RL: Many retailers are in uncharted territory now. Whether it's how to deploy stores, doing more with digital. When you talk to clients, what are the one or two problems they are asking you to help them solve most often?

CM: The number on thing is how to fully decode and understand the marketplace in a broader perspective and understand how e-commerce interacts with brick and mortar.

RL: Revisiting the $100 billion figure from the Nielsen and FMI study, even with better measurement, doesn't it become harder to attribute a sale to a specific channel?

CM: It becomes more difficult because there's an enormous amount of data and expertise in that area to stitch together. There's consumer-based measurements with traditional POS data or consumer panels that enable you to track what's happening, although when you do that approach you don't necessarily get the granularity and accuracy. We have the capability now to use person-level data sets to connect someone's media consumption and other behaviors to their spend activity. And while that may not be totally representative of the entire industry, it's extremely granular and enables almost real time decision making.

RL: Explain what that means please.

CM: By reducing the time, cost and resource demands of traditional analytics, coupled with simple and intuitive tools, our Everyday Analytics will make sophisticated analytics more accessible for everyday decisions across all FMCG growth drivers, including price and promotion, advertising and innovation. To explain this further, traditionally you would run a marketing mix model using store data and it could take a month or two to be able to understand all the different drivers of the marketing mix. We are now able to do that almost in real time and refresh the model every time the data refreshes. That person level data allows you to understand consumer behavior. The secret sauce is often how you connect these data sets on a person level.
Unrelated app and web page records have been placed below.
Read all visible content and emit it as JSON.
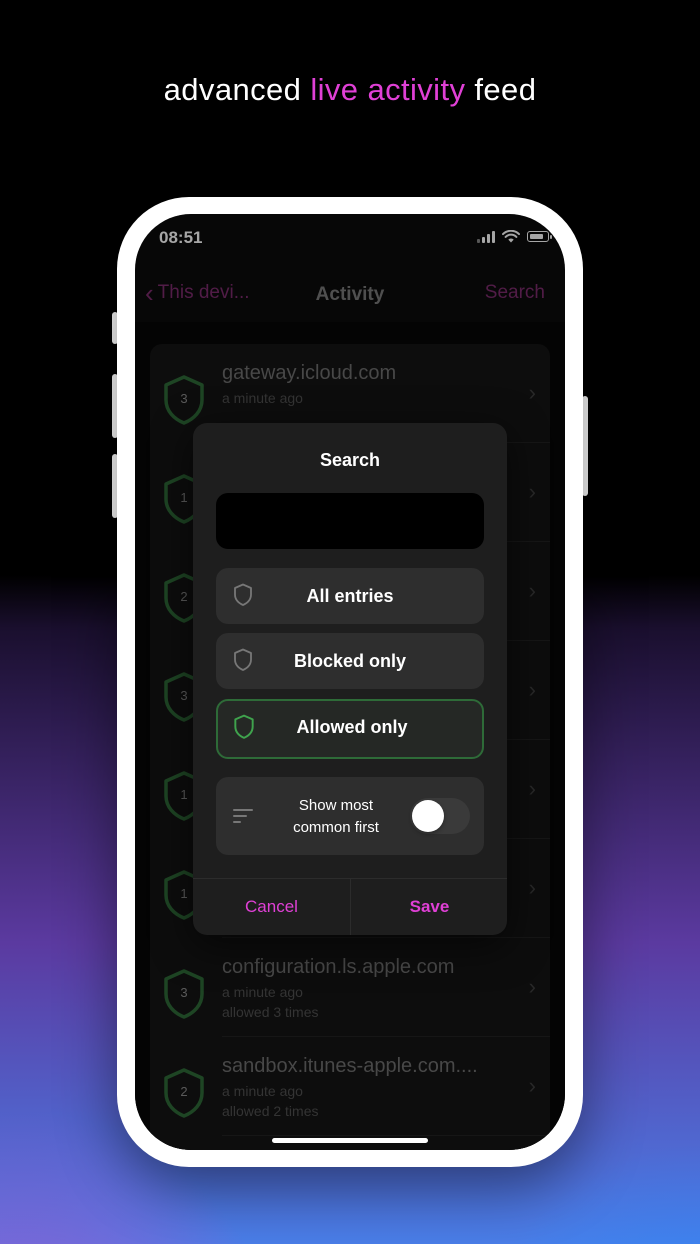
{
  "headline": {
    "prefix": "advanced ",
    "accent": "live activity",
    "suffix": " feed"
  },
  "status": {
    "time": "08:51"
  },
  "nav": {
    "back_label": "This devi...",
    "title": "Activity",
    "search_label": "Search"
  },
  "rows": [
    {
      "domain": "gateway.icloud.com",
      "time": "a minute ago",
      "count": "",
      "badge": "3"
    },
    {
      "domain": "",
      "time": "",
      "count": "",
      "badge": "1"
    },
    {
      "domain": "",
      "time": "",
      "count": "",
      "badge": "2"
    },
    {
      "domain": "",
      "time": "",
      "count": "",
      "badge": "3"
    },
    {
      "domain": "",
      "time": "",
      "count": "",
      "badge": "1"
    },
    {
      "domain": "",
      "time": "",
      "count": "",
      "badge": "1"
    },
    {
      "domain": "configuration.ls.apple.com",
      "time": "a minute ago",
      "count": "allowed 3 times",
      "badge": "3"
    },
    {
      "domain": "sandbox.itunes-apple.com....",
      "time": "a minute ago",
      "count": "allowed 2 times",
      "badge": "2"
    }
  ],
  "modal": {
    "title": "Search",
    "input_value": "",
    "options": [
      {
        "label": "All entries",
        "selected": false
      },
      {
        "label": "Blocked only",
        "selected": false
      },
      {
        "label": "Allowed only",
        "selected": true
      }
    ],
    "toggle_label_line1": "Show most",
    "toggle_label_line2": "common first",
    "toggle_on": false,
    "cancel_label": "Cancel",
    "save_label": "Save"
  },
  "colors": {
    "accent": "#e040d6",
    "shield_green": "#2e6b38",
    "selected_icon": "#3fa34d"
  },
  "icons": {
    "back": "chevron-left-icon",
    "shield": "shield-icon",
    "sort": "sort-lines-icon"
  }
}
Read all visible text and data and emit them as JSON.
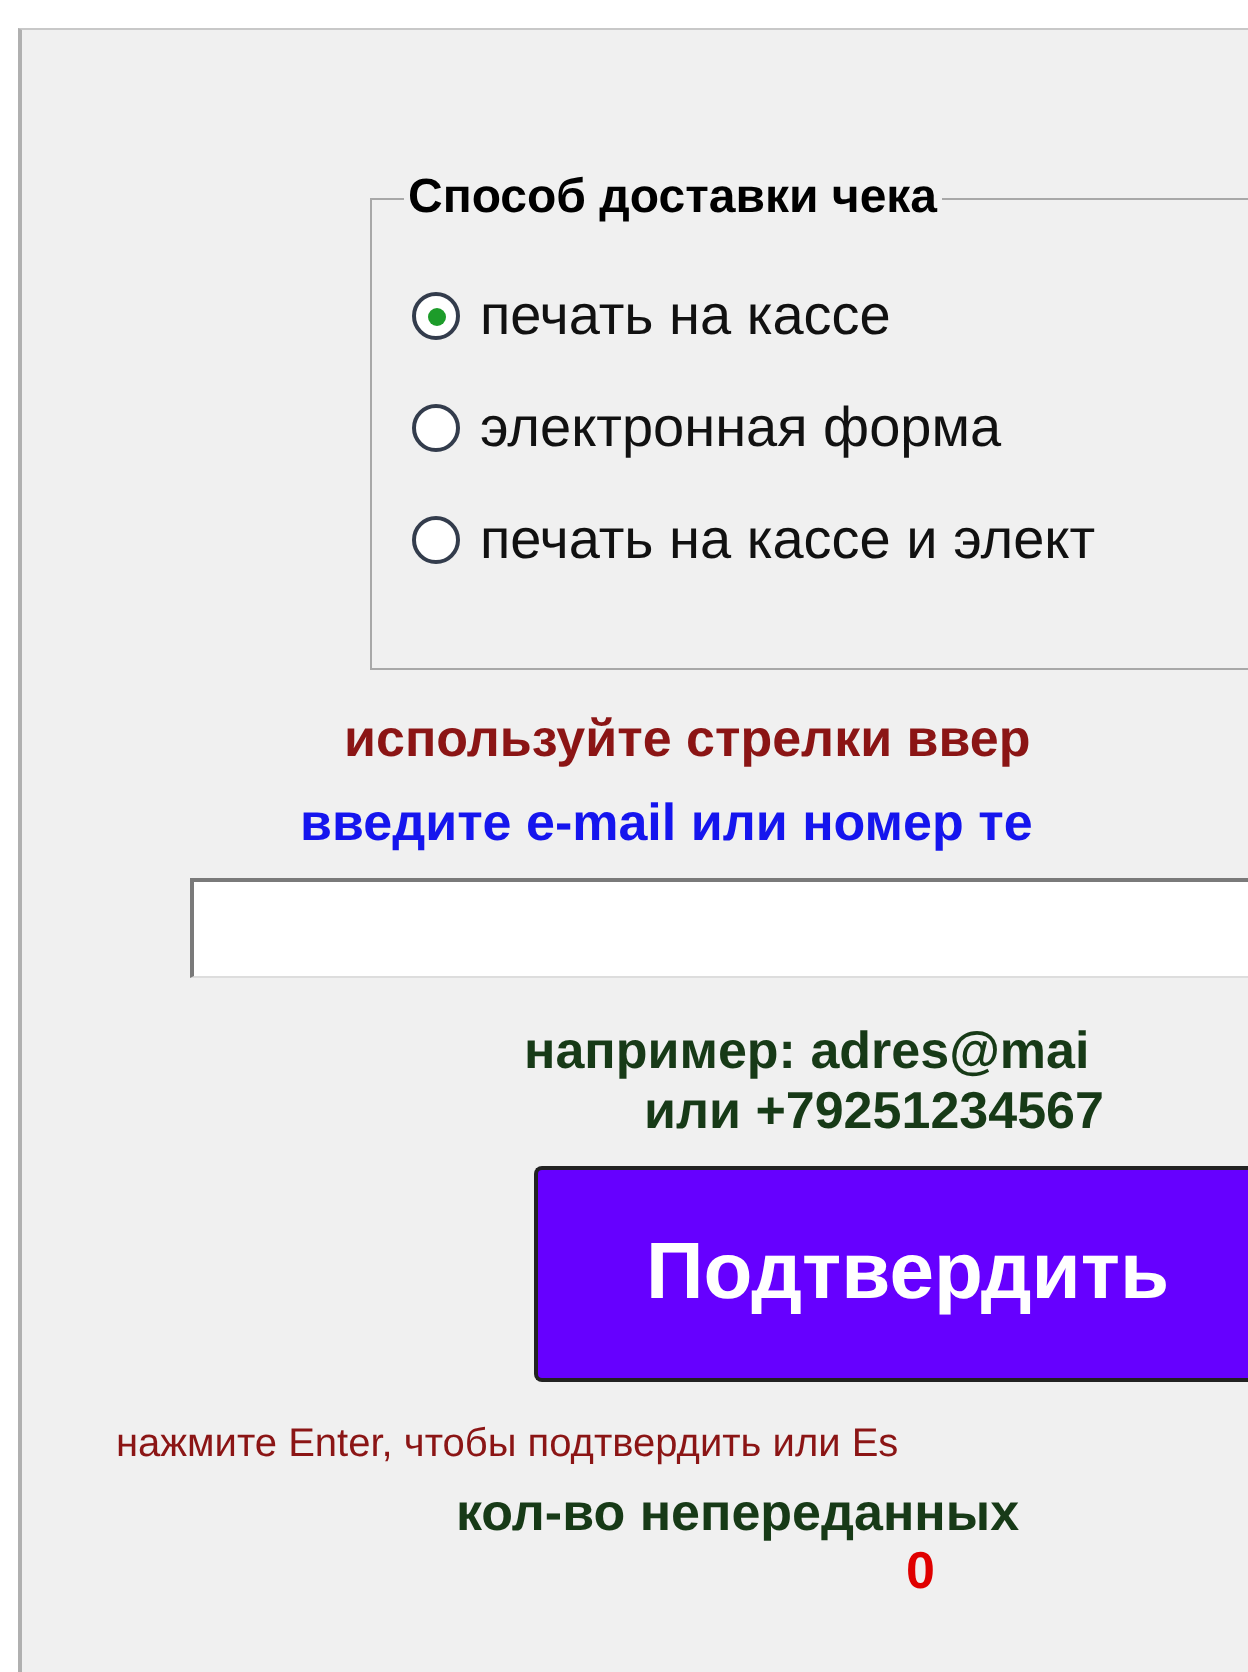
{
  "delivery_group": {
    "title": "Способ доставки чека",
    "options": [
      {
        "label": "печать на кассе",
        "selected": true
      },
      {
        "label": "электронная форма",
        "selected": false
      },
      {
        "label": "печать на кассе и элект",
        "selected": false
      }
    ]
  },
  "arrows_hint": "используйте стрелки ввер",
  "input_prompt": "введите e-mail или номер те",
  "example_lines": [
    "например: adres@mai",
    "или +79251234567"
  ],
  "confirm_button": "Подтвердить",
  "keys_hint": "нажмите Enter, чтобы подтвердить или Es",
  "unsent_label": "кол-во непереданных",
  "unsent_count": "0"
}
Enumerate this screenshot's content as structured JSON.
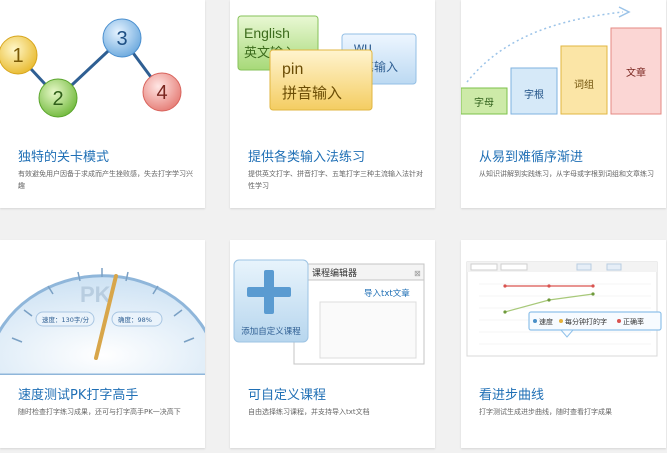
{
  "cards": [
    {
      "title": "独特的关卡模式",
      "desc": "有效避免用户因备于求成而产生挫败感，失去打字学习兴趣",
      "illus": {
        "nodes": [
          "1",
          "2",
          "3",
          "4"
        ]
      }
    },
    {
      "title": "提供各类输入法练习",
      "desc": "提供英文打字、拼音打字、五笔打字三种主流输入法针对性学习",
      "illus": {
        "english_card": [
          "English",
          "英文输入"
        ],
        "wu_card": [
          "wu",
          "笔输入"
        ],
        "pin_card": [
          "pin",
          "拼音输入"
        ]
      }
    },
    {
      "title": "从易到难循序渐进",
      "desc": "从知识讲解到实践练习，从字母或字根到词组和文章练习",
      "illus": {
        "steps": [
          "字母",
          "字根",
          "词组",
          "文章"
        ]
      }
    },
    {
      "title": "速度测试PK打字高手",
      "desc": "随时检查打字练习成果，还可与打字高手PK一决高下",
      "illus": {
        "pk": "PK",
        "speed": "速度：130字/分",
        "accuracy": "确度：98%"
      }
    },
    {
      "title": "可自定义课程",
      "desc": "自由选择练习课程，并支持导入txt文档",
      "illus": {
        "plus_label": "添加自定义课程",
        "editor_title": "课程编辑器",
        "import": "导入txt文章",
        "close": "⊠"
      }
    },
    {
      "title": "看进步曲线",
      "desc": "打字测试生成进步曲线，随时查看打字成果",
      "illus": {
        "legend": [
          "速度",
          "每分钟打的字",
          "正确率"
        ]
      }
    }
  ],
  "colors": {
    "title": "#1f6fb5",
    "desc": "#666666",
    "green": "#7cc24a",
    "yellow": "#f2c94c",
    "red": "#e9857f",
    "blue": "#4a90c8"
  }
}
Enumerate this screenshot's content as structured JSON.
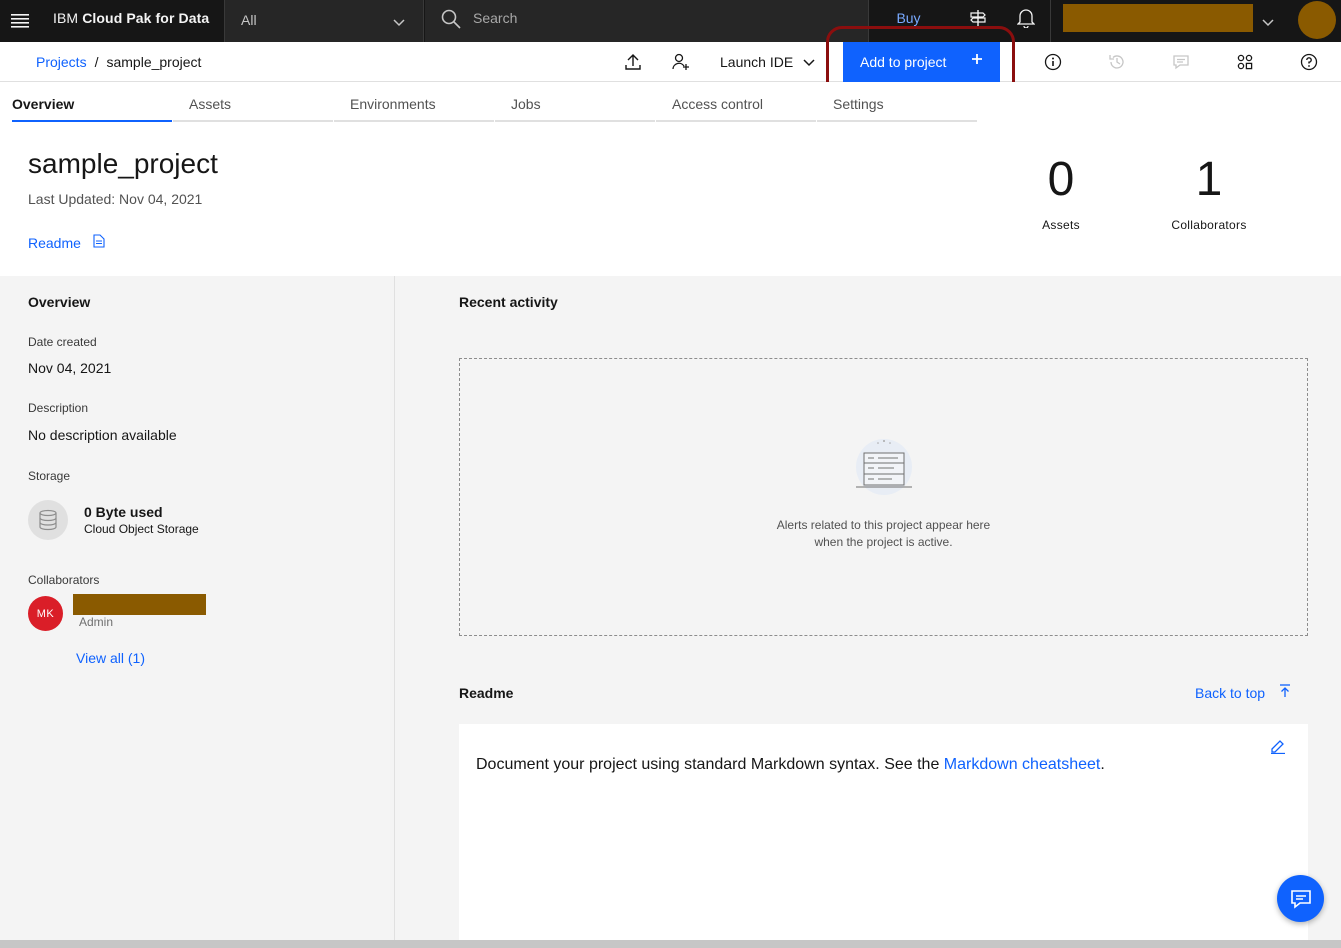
{
  "topbar": {
    "brand_prefix": "IBM",
    "brand_name": "Cloud Pak for Data",
    "scope_value": "All",
    "search_placeholder": "Search",
    "buy_label": "Buy"
  },
  "subheader": {
    "breadcrumb_root": "Projects",
    "breadcrumb_separator": "/",
    "breadcrumb_current": "sample_project",
    "launch_ide_label": "Launch IDE",
    "add_to_project_label": "Add to project",
    "add_icon": "+"
  },
  "tabs": [
    "Overview",
    "Assets",
    "Environments",
    "Jobs",
    "Access control",
    "Settings"
  ],
  "project": {
    "title": "sample_project",
    "last_updated": "Last Updated: Nov 04, 2021",
    "readme_link": "Readme",
    "stats": [
      {
        "value": "0",
        "label": "Assets"
      },
      {
        "value": "1",
        "label": "Collaborators"
      }
    ]
  },
  "overview_panel": {
    "title": "Overview",
    "date_created_label": "Date created",
    "date_created_value": "Nov 04, 2021",
    "description_label": "Description",
    "description_value": "No description available",
    "storage_label": "Storage",
    "storage_used": "0 Byte used",
    "storage_type": "Cloud Object Storage",
    "collaborators_label": "Collaborators",
    "collaborator_initials": "MK",
    "collaborator_role": "Admin",
    "view_all_label": "View all (1)"
  },
  "recent_activity": {
    "title": "Recent activity",
    "empty_line1": "Alerts related to this project appear here",
    "empty_line2": "when the project is active."
  },
  "readme": {
    "title": "Readme",
    "back_to_top": "Back to top",
    "body_prefix": "Document your project using standard Markdown syntax. See the ",
    "body_link": "Markdown cheatsheet",
    "body_suffix": "."
  },
  "colors": {
    "accent": "#0f62fe",
    "topbar": "#161616",
    "highlight_ring": "#8b0e0e",
    "redaction": "#8a5a00",
    "avatar_bg": "#da1e28"
  }
}
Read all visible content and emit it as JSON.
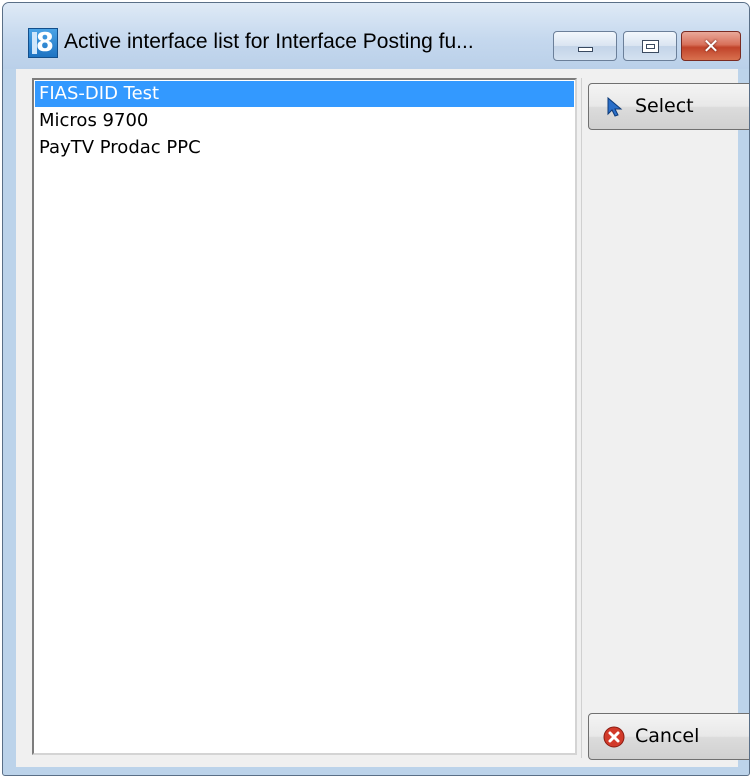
{
  "window": {
    "title": "Active interface list for Interface Posting fu...",
    "app_icon_text": "8",
    "controls": {
      "minimize": "minimize",
      "maximize": "maximize",
      "close": "✕"
    }
  },
  "list": {
    "items": [
      {
        "label": "FIAS-DID Test",
        "selected": true
      },
      {
        "label": "Micros 9700",
        "selected": false
      },
      {
        "label": "PayTV Prodac PPC",
        "selected": false
      }
    ]
  },
  "buttons": {
    "select": {
      "label": "Select",
      "icon": "cursor-arrow-icon"
    },
    "cancel": {
      "label": "Cancel",
      "icon": "cancel-x-circle-icon"
    }
  },
  "colors": {
    "selection": "#3399ff",
    "window_frame": "#bcd3ea",
    "close_button": "#c1432a"
  }
}
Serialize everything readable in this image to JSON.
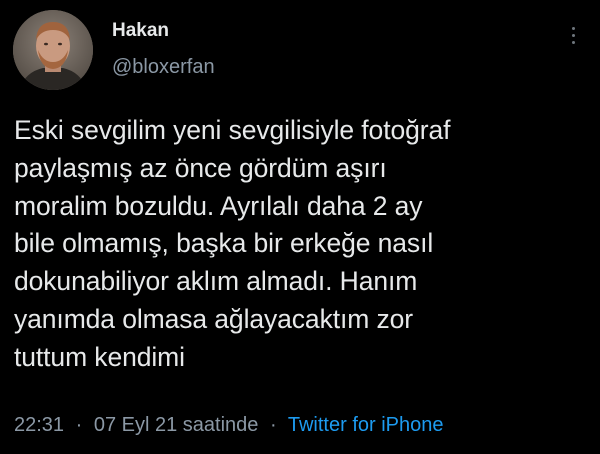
{
  "author": {
    "display_name": "Hakan",
    "handle": "@bloxerfan"
  },
  "tweet": {
    "lines": [
      "Eski sevgilim yeni sevgilisiyle fotoğraf",
      "paylaşmış az önce gördüm aşırı",
      "moralim bozuldu. Ayrılalı daha 2 ay",
      "bile olmamış, başka bir erkeğe nasıl",
      "dokunabiliyor aklım almadı. Hanım",
      "yanımda olmasa ağlayacaktım zor",
      "tuttum kendimi"
    ]
  },
  "meta": {
    "time": "22:31",
    "separator": "·",
    "date": "07 Eyl 21 saatinde",
    "source": "Twitter for iPhone"
  },
  "icons": {
    "more": "more-vertical-icon",
    "avatar": "profile-photo"
  },
  "colors": {
    "background": "#000000",
    "text_primary": "#e7e9ea",
    "text_secondary": "#8b98a5",
    "accent": "#1d9bf0"
  }
}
RL: The notion of big data not being better data is interesting. What are your thoughts on AI and machine learning, two of the hottest topics in retail right now?

CM: Clearly AI, machine learning are important. They are buzzwords to the extent that you could argue the word AI is often used when perhaps machine learning should be, in terms of whether something is artificial intelligence or just a clever algorithm. Just to give an example, the coding of these millions of items from e-commerce, consumer captured receipts, is not something that can be done manually. So you need to have machines that learn how to code those products.